SMEPA and NSR propose nearly identical timeframes for calculating the deadline for SMEPA to file its rebuttal evidence. As a result, SMEPA’s rebuttal will be due on March 2, 2012. Following rebuttal evidence, the parties’ proposed deadlines once again diverge. SMEPA requests 31 days to file closing briefs following rebuttal, while NSR requests 48 days. Thirty-one days should provide the parties with sufficient time to prepare closing briefs. See M&G Polymers USA, LLC v. CSX Transp., Inc., NOR 42123, slip op. at 2 (STB served Feb. 24, 2011) (adopting jointly proposed 30-day deadline for closing briefs). Closing briefs will therefore be due on April 2, 2012.
This decision will not significantly affect either the quality of the human environment or the conservation of energy resources.
It is ordered:
1. SMEPA’s motion to establish a procedural schedule is granted.
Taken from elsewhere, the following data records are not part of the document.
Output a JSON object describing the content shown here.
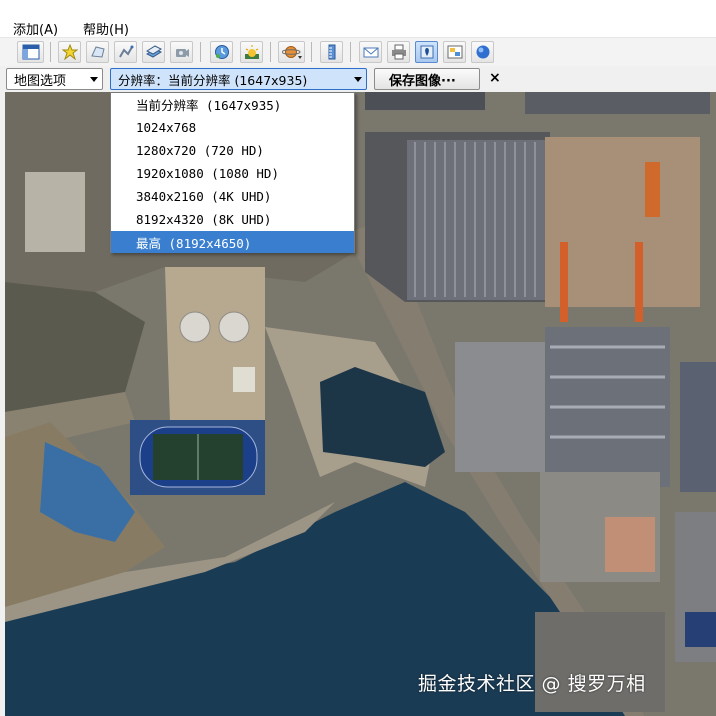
{
  "menu": {
    "add": "添加(A)",
    "help": "帮助(H)"
  },
  "toolbar": {
    "buttons": [
      "sidebar-toggle-icon",
      "add-placemark-icon",
      "add-polygon-icon",
      "add-path-icon",
      "add-overlay-icon",
      "record-tour-icon",
      "historical-imagery-icon",
      "sunlight-icon",
      "switch-planet-icon",
      "ruler-icon",
      "email-icon",
      "print-icon",
      "map-view-icon",
      "save-image-icon",
      "maps-icon"
    ]
  },
  "options": {
    "map_options": "地图选项",
    "resolution": "分辨率：当前分辨率 (1647x935)",
    "save_image": "保存图像···",
    "close": "×"
  },
  "dropdown": {
    "items": [
      "当前分辨率 (1647x935)",
      "1024x768",
      "1280x720 (720 HD)",
      "1920x1080 (1080 HD)",
      "3840x2160 (4K UHD)",
      "8192x4320 (8K UHD)",
      "最高 (8192x4650)"
    ],
    "selected_index": 6
  },
  "watermark": "掘金技术社区 @ 搜罗万相",
  "colors": {
    "accent": "#3a7fcf",
    "water": "#1d3a55",
    "field": "#2a4a7a"
  }
}
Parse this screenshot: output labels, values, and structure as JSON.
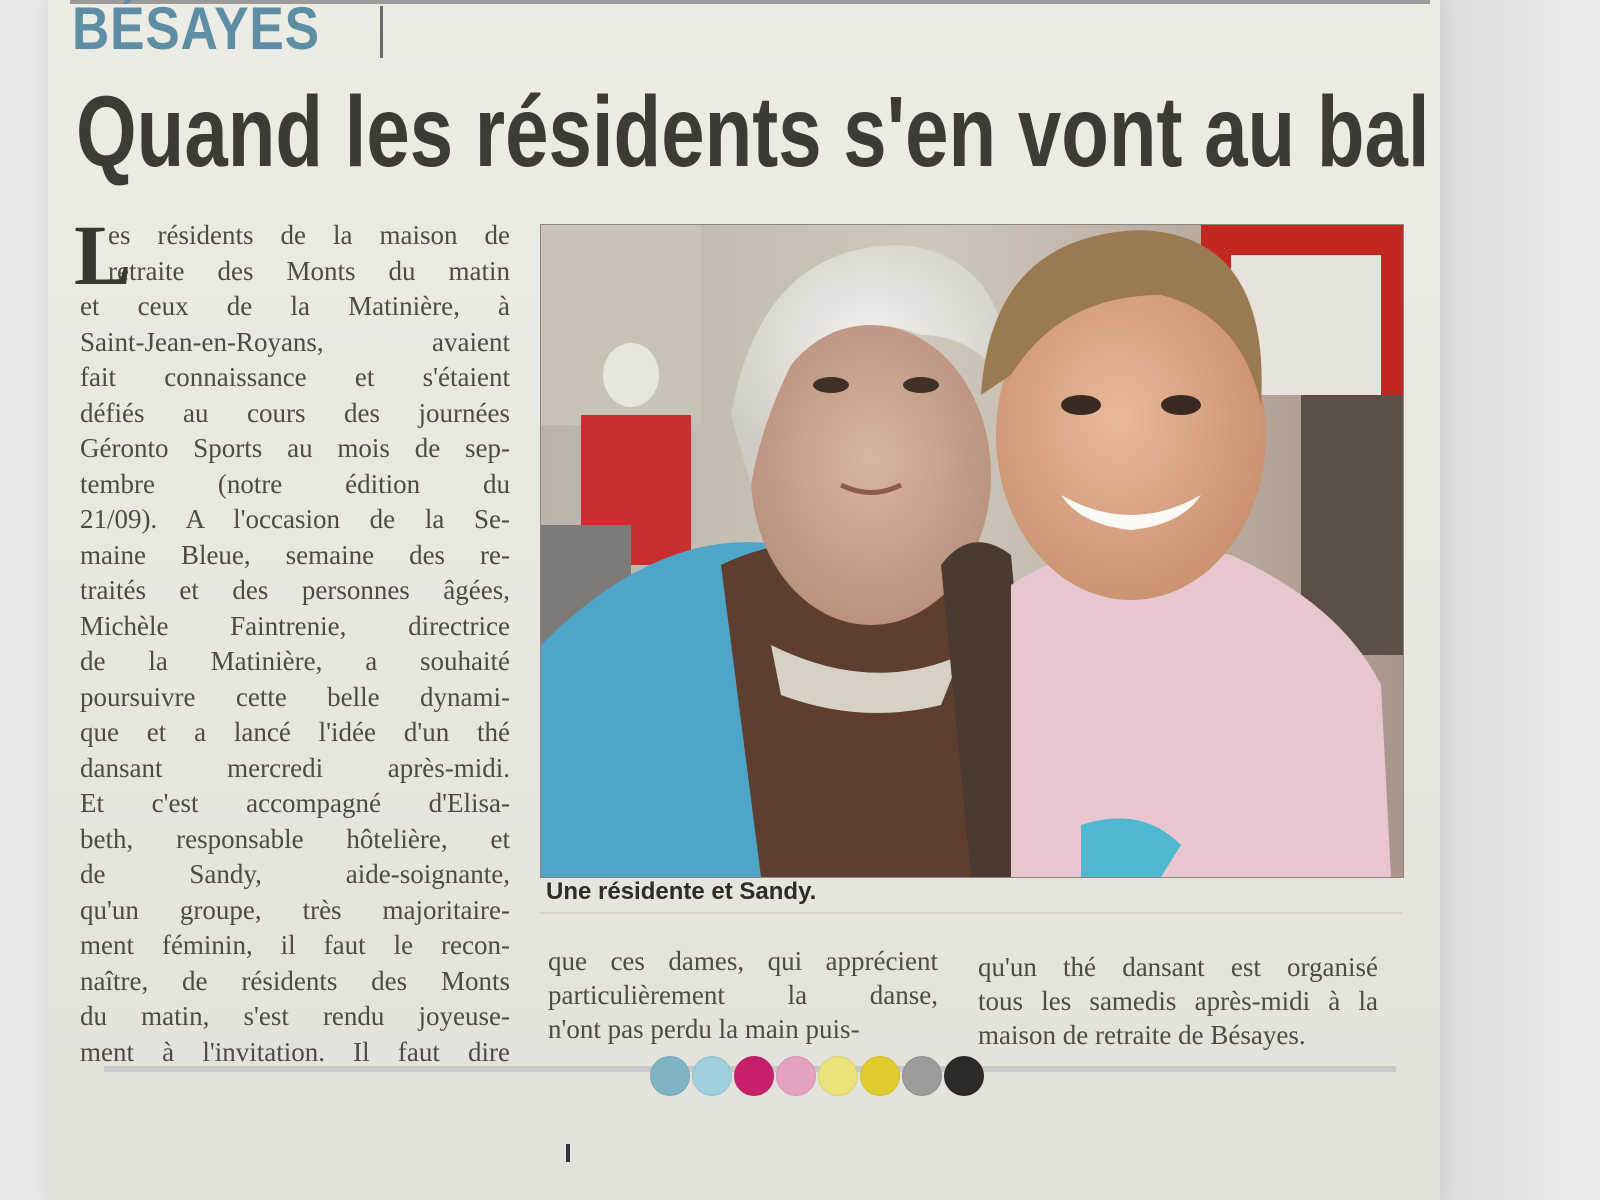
{
  "section_label": "BÉSAYES",
  "headline": "Quand les résidents s'en vont au bal",
  "dropcap": "L",
  "column1": [
    "es résidents de la maison de",
    "retraite des Monts du matin",
    "et ceux de la Matinière, à",
    "Saint-Jean-en-Royans, avaient",
    "fait connaissance et s'étaient",
    "défiés au cours des journées",
    "Géronto Sports au mois de sep-",
    "tembre (notre édition du",
    "21/09). A l'occasion de la Se-",
    "maine Bleue, semaine des re-",
    "traités et des personnes âgées,",
    "Michèle Faintrenie, directrice",
    "de la Matinière, a souhaité",
    "poursuivre cette belle dynami-",
    "que et a lancé l'idée d'un thé",
    "dansant mercredi après-midi.",
    "Et c'est accompagné d'Elisa-",
    "beth, responsable hôtelière, et",
    "de Sandy, aide-soignante,",
    "qu'un groupe, très majoritaire-",
    "ment féminin, il faut le recon-",
    "naître, de résidents des Monts",
    "du matin, s'est rendu joyeuse-",
    "ment à l'invitation. Il faut dire"
  ],
  "column2": [
    "que ces dames, qui apprécient",
    "particulièrement la danse,",
    "n'ont pas perdu la main puis-"
  ],
  "column3": [
    "qu'un thé dansant est organisé",
    "tous les samedis après-midi à la",
    "maison de retraite de Bésayes."
  ],
  "caption": "Une résidente et Sandy.",
  "color_bar": [
    "#7fb4c4",
    "#9fcfdc",
    "#c8206a",
    "#e3a2bf",
    "#ebe37a",
    "#e0cc2e",
    "#9c9b98",
    "#2e2a28"
  ],
  "colors": {
    "section": "#5e8ea3",
    "headline": "#3f3a35",
    "body_text": "#4e4a45",
    "paper": "#ecebe4"
  }
}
2. The procedural schedule for this proceeding is as follows:
June 15, 2011 Discovery completed
July 15, 2011 Joint submission of operating characteristics
September 2, 2011 Complainant’s opening evidence due
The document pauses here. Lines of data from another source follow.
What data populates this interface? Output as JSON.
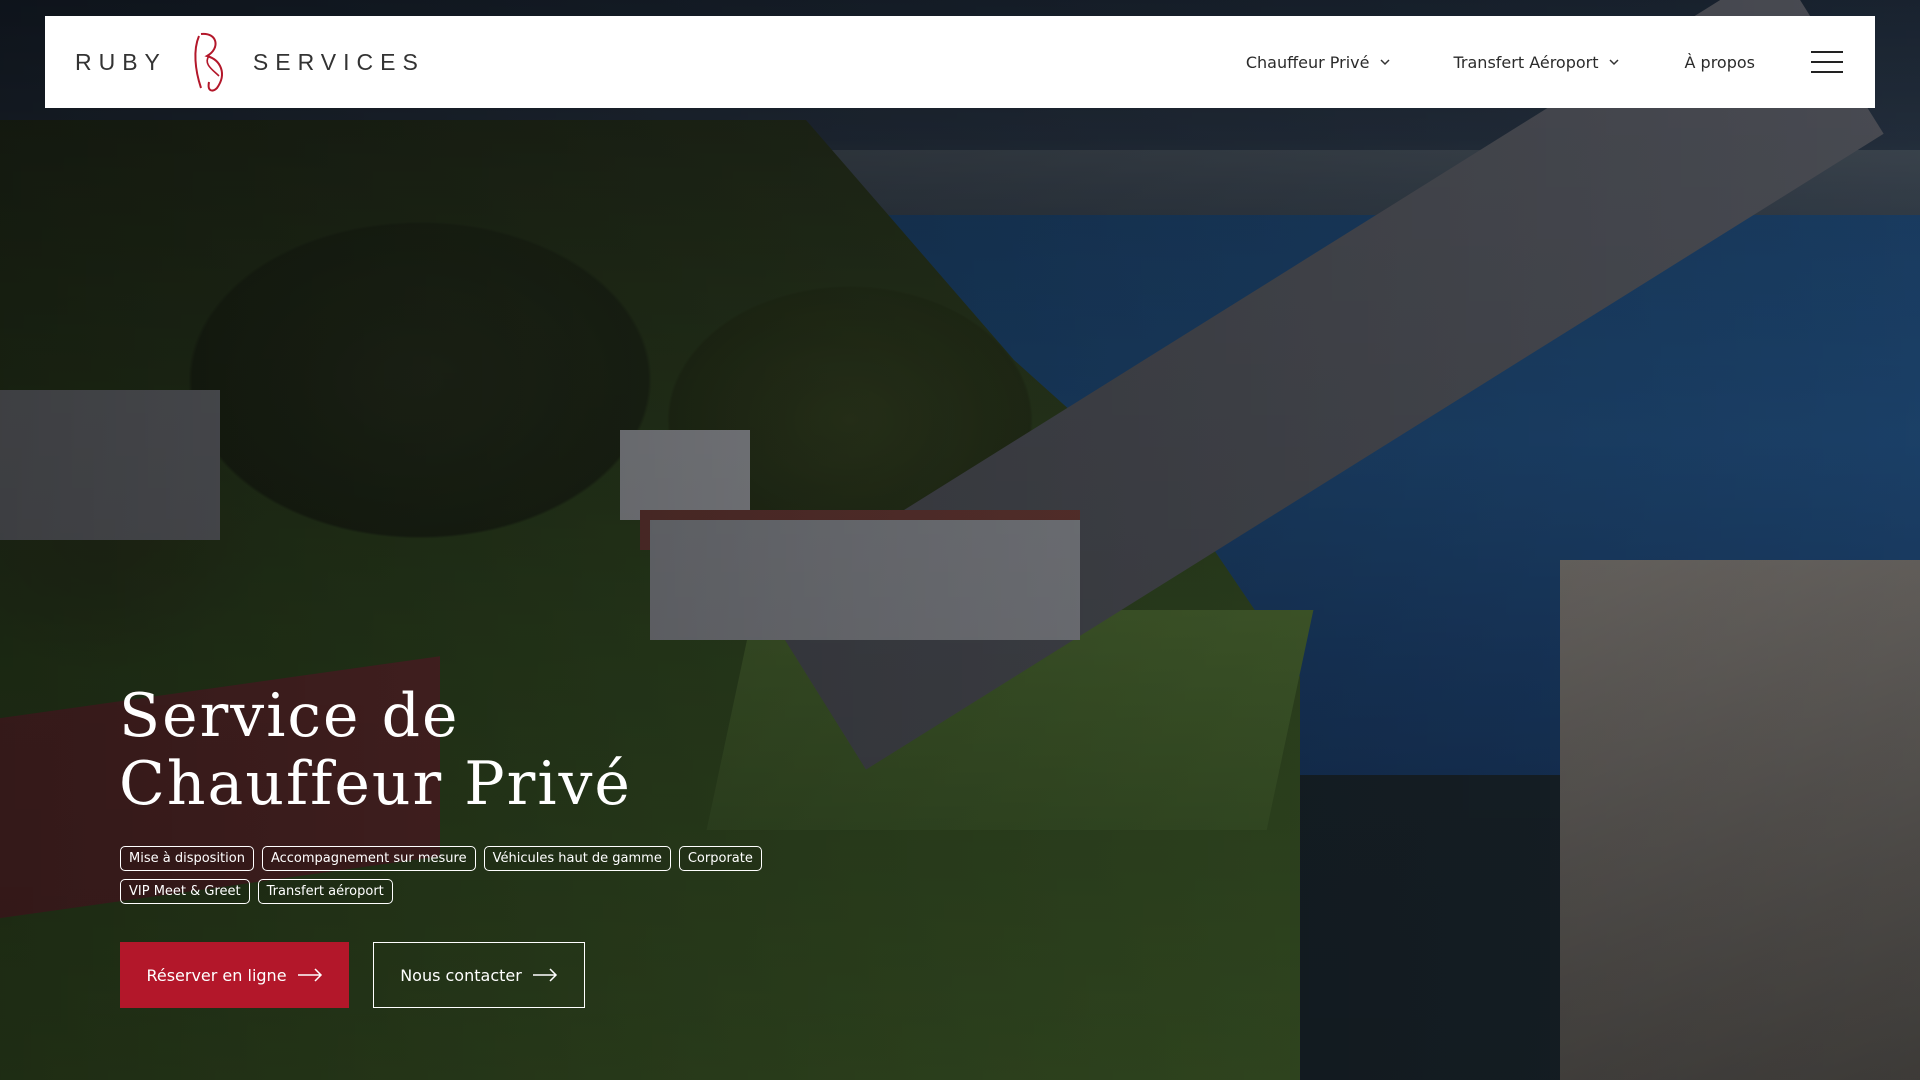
{
  "brand": {
    "left_word": "RUBY",
    "right_word": "SERVICES",
    "accent_color": "#b3172a"
  },
  "nav": {
    "items": [
      {
        "label": "Chauffeur Privé",
        "has_dropdown": true,
        "icon": "chevron-down-icon"
      },
      {
        "label": "Transfert Aéroport",
        "has_dropdown": true,
        "icon": "chevron-down-icon"
      },
      {
        "label": "À propos",
        "has_dropdown": false
      }
    ],
    "menu_icon": "hamburger-menu-icon"
  },
  "hero": {
    "title_line1": "Service de",
    "title_line2": "Chauffeur Privé",
    "tags": [
      "Mise à disposition",
      "Accompagnement sur mesure",
      "Véhicules haut de gamme",
      "Corporate",
      "VIP Meet & Greet",
      "Transfert aéroport"
    ],
    "primary_button": "Réserver en ligne",
    "secondary_button": "Nous contacter",
    "button_icon": "arrow-right-icon"
  }
}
December 16, 2011 Defendant’s reply evidence due
March 2, 2012 Complainant’s rebuttal evidence due
April 2, 2012 Closing briefs due
3. This decision is effective on its service date.
By the Board, Chairman Elliott, Vice Chairman Nottingham, and Commissioner Mulvey.
 The digest constitutes no part of the decision of the Board but has been prepared for the convenience of the reader. It may not be cited to or relied upon as precedent. Policy Statement on Plain Language Digests in Decisions, EP 696 (STB served Sept. 2, 2010).
 In its complaint, SMEPA also states that the challenged NSR tariffs, circulars, and publications may contain unreasonable charges and may constitute unreasonable practices in violation of 49 U.S.C. §§ 10702 and 10746. On January 18, 2011, NSR filed a motion to dismiss the unreasonable practice claim, and SMEPA filed a reply on February 7, 2011. The Board will address NSR’s motion to dismiss in a separate decision.
 See Simplified Standards for Rail Rate Cases, EP 646 (Sub-No. 1) (STB served Sept. 5, 2007), aff’d sub nom. CSX Transp., Inc. v. STB, 568 F.3d 236 (D.C. Cir. 2009), and vacated in part on reh’g, CSX Transp., Inc. v. STB, 584 F.3d 1076 (D.C. Cir. 2009).
 SMEPA’s Mot. 3 (“[T]he Board . . . should . . . clarify the procedural obligations of parties to SAC cases pending formal correction of the language in question.”); NSR’s Reply 10 n.7 (“To eliminate confusion, the Board may wish to . . . clarify that the timing of the conference of the parties suggested by the former schedule has been superseded by Section 1111.10(b).”).